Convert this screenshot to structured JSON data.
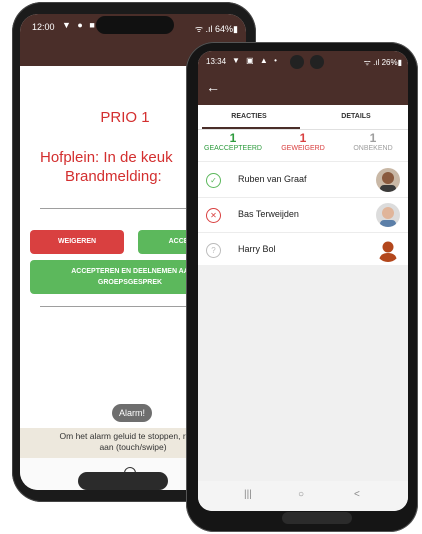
{
  "back_phone": {
    "status_time": "12:00",
    "status_icons": "▼ ● ■ •",
    "status_right": "ᯤ .ıl 64%▮",
    "prio_title": "PRIO 1",
    "location_text": "Hofplein: In de keuk",
    "event_text": "Brandmelding:",
    "buttons": {
      "reject": "WEIGEREN",
      "accept": "ACCEPT",
      "accept_join": "ACCEPTEREN EN DEELNEMEN AA",
      "accept_join_line2": "GROEPSGESPREK"
    },
    "toast": "Alarm!",
    "hint_line1": "Om het alarm geluid te stoppen, raak h",
    "hint_line2": "aan (touch/swipe)"
  },
  "front_phone": {
    "status_time": "13:34",
    "status_icons": "▼ ▣ ▲ •",
    "status_right": "ᯤ .ıl 26%▮",
    "back_icon": "arrow-left-icon",
    "tabs": [
      {
        "label": "REACTIES",
        "active": true
      },
      {
        "label": "DETAILS",
        "active": false
      }
    ],
    "counts": [
      {
        "number": "1",
        "label": "GEACCEPTEERD",
        "color": "#2e9b3e"
      },
      {
        "number": "1",
        "label": "GEWEIGERD",
        "color": "#d94040"
      },
      {
        "number": "1",
        "label": "ONBEKEND",
        "color": "#9e9e9e"
      }
    ],
    "reactions": [
      {
        "name": "Ruben van Graaf",
        "status": "accepted",
        "icon": "check-circle-icon"
      },
      {
        "name": "Bas Terweijden",
        "status": "rejected",
        "icon": "x-circle-icon"
      },
      {
        "name": "Harry Bol",
        "status": "unknown",
        "icon": "question-circle-icon"
      }
    ],
    "nav": {
      "recent": "|||",
      "home": "○",
      "back": "<"
    }
  },
  "colors": {
    "appbar": "#4a2e29",
    "accent_red": "#d32f2f",
    "accent_green": "#5cb85c"
  }
}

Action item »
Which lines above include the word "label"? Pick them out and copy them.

Exercise output »
        "label": "REACTIES",
        "label": "DETAILS",
        "label": "GEACCEPTEERD",
        "label": "GEWEIGERD",
        "label": "ONBEKEND",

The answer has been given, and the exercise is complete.